DATA SHOWN:
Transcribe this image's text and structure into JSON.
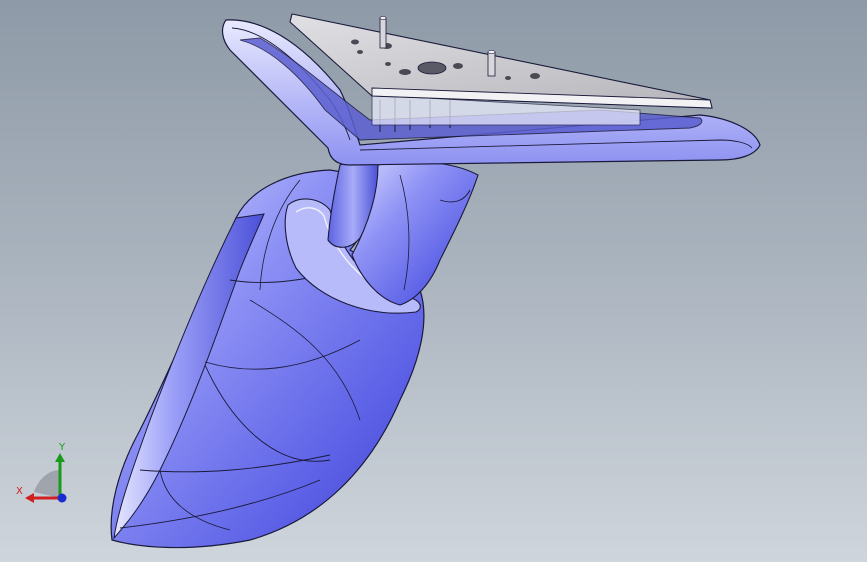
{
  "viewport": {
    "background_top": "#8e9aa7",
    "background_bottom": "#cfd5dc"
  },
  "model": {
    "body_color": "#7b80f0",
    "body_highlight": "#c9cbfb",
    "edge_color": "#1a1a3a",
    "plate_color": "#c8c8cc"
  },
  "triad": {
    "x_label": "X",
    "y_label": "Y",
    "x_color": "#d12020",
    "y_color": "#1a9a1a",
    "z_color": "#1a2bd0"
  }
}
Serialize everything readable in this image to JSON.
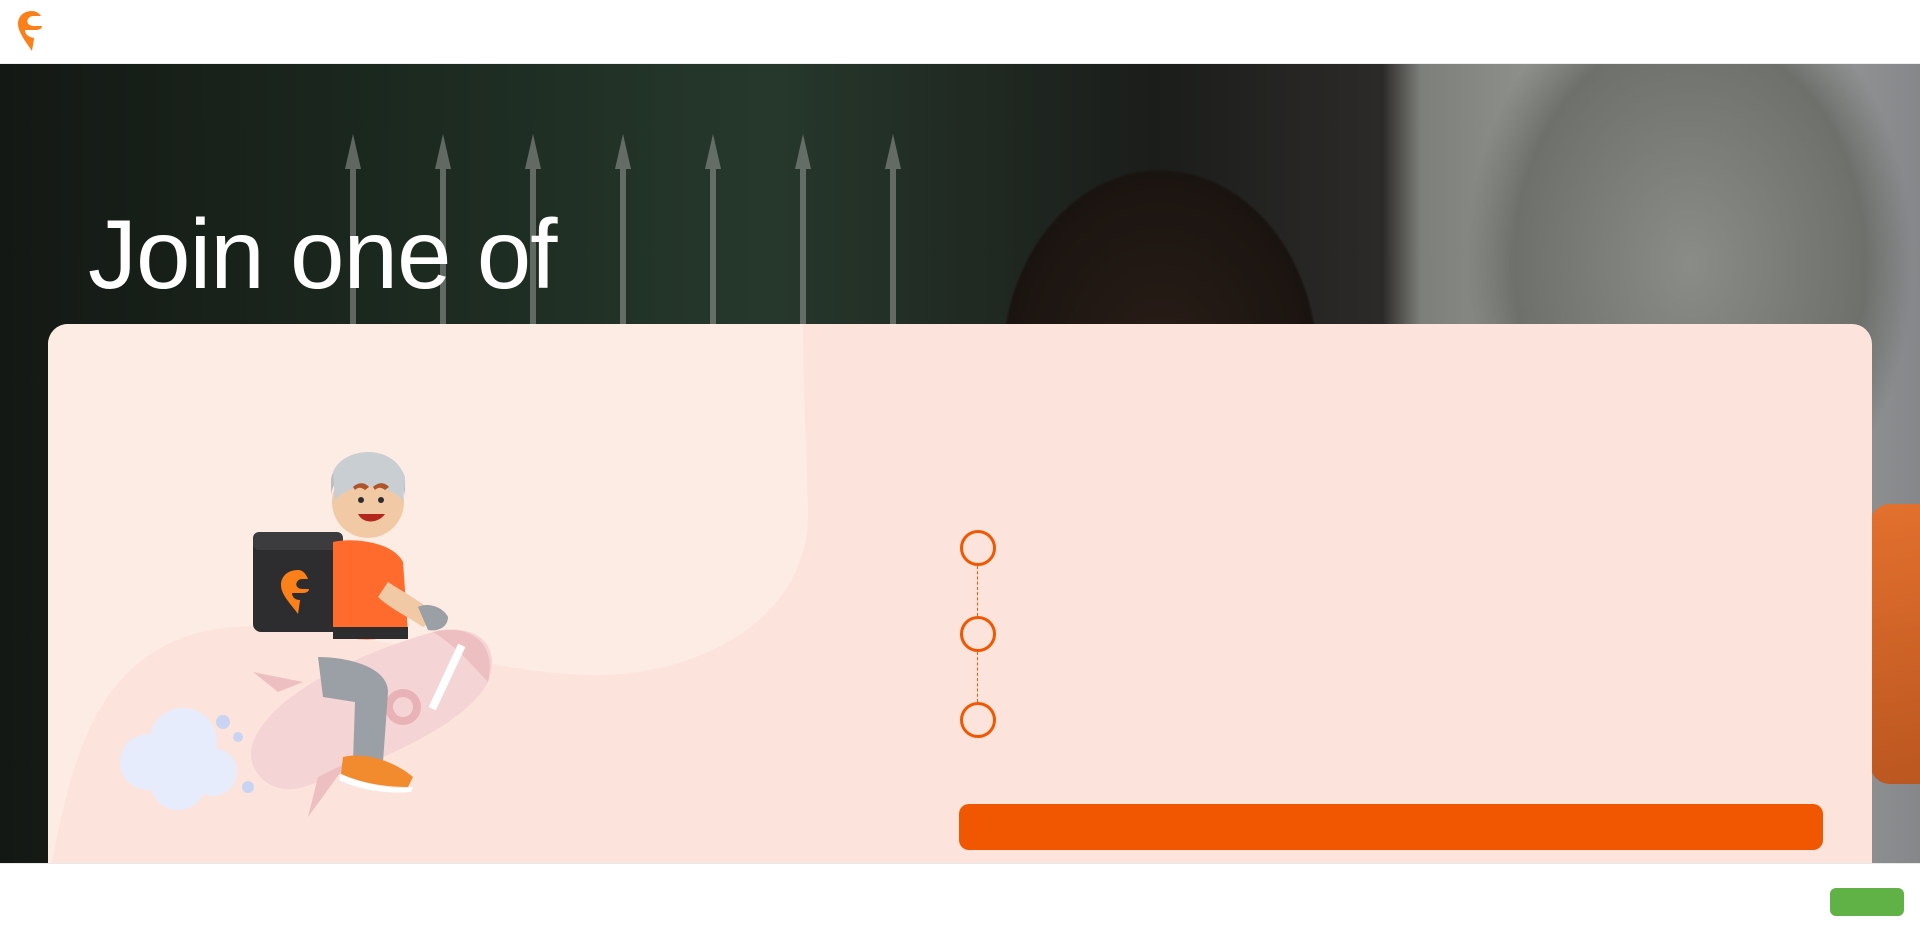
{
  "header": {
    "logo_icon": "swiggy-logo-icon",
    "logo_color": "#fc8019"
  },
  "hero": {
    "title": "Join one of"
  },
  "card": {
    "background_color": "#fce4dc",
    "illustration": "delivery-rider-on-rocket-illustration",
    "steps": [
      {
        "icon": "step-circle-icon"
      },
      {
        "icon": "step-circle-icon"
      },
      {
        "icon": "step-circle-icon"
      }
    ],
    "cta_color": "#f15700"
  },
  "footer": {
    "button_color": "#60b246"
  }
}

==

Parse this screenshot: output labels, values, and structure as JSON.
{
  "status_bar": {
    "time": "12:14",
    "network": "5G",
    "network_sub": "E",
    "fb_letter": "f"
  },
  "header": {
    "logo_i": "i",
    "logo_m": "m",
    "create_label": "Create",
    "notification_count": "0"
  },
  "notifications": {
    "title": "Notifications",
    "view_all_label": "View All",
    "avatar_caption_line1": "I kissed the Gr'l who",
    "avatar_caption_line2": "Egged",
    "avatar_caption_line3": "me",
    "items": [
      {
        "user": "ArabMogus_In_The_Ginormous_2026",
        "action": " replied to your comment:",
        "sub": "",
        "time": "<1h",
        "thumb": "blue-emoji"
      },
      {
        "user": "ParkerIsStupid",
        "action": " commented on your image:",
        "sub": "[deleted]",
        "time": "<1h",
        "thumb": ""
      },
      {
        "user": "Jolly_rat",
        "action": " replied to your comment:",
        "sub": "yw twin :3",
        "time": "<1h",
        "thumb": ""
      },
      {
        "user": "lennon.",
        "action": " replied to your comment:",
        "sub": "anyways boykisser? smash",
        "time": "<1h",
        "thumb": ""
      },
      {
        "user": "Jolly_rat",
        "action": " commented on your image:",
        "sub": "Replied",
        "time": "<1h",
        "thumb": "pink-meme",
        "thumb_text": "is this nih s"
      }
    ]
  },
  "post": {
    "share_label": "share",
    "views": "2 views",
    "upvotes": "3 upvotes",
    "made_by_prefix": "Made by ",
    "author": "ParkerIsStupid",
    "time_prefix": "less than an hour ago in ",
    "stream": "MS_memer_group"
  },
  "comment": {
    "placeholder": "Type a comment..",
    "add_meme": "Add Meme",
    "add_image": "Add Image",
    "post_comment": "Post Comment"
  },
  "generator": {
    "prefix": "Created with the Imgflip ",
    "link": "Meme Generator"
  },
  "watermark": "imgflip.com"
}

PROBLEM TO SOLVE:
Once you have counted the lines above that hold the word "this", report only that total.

WRITTEN ANSWER:
4